**Task prompt**:
Using the entries below, say how many of the lines carry "subject". Write the number alone.

..........

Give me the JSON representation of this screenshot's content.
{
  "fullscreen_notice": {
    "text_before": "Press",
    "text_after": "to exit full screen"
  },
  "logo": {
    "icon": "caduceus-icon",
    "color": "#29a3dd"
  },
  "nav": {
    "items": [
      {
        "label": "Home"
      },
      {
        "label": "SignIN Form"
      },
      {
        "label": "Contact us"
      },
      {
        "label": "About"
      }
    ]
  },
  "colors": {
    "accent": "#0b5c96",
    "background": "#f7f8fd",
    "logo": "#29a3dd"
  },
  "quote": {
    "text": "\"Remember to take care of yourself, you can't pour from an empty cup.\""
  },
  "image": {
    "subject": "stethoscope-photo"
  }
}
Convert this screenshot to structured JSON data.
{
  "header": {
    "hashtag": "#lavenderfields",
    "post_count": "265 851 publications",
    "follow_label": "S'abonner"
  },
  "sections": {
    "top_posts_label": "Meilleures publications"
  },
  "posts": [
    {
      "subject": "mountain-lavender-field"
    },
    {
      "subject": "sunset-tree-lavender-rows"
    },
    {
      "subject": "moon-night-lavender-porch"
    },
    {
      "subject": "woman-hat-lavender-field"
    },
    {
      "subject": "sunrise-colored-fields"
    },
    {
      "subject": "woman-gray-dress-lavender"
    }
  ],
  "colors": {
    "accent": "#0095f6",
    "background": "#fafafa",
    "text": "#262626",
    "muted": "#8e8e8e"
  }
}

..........

**Solution for this task**:
7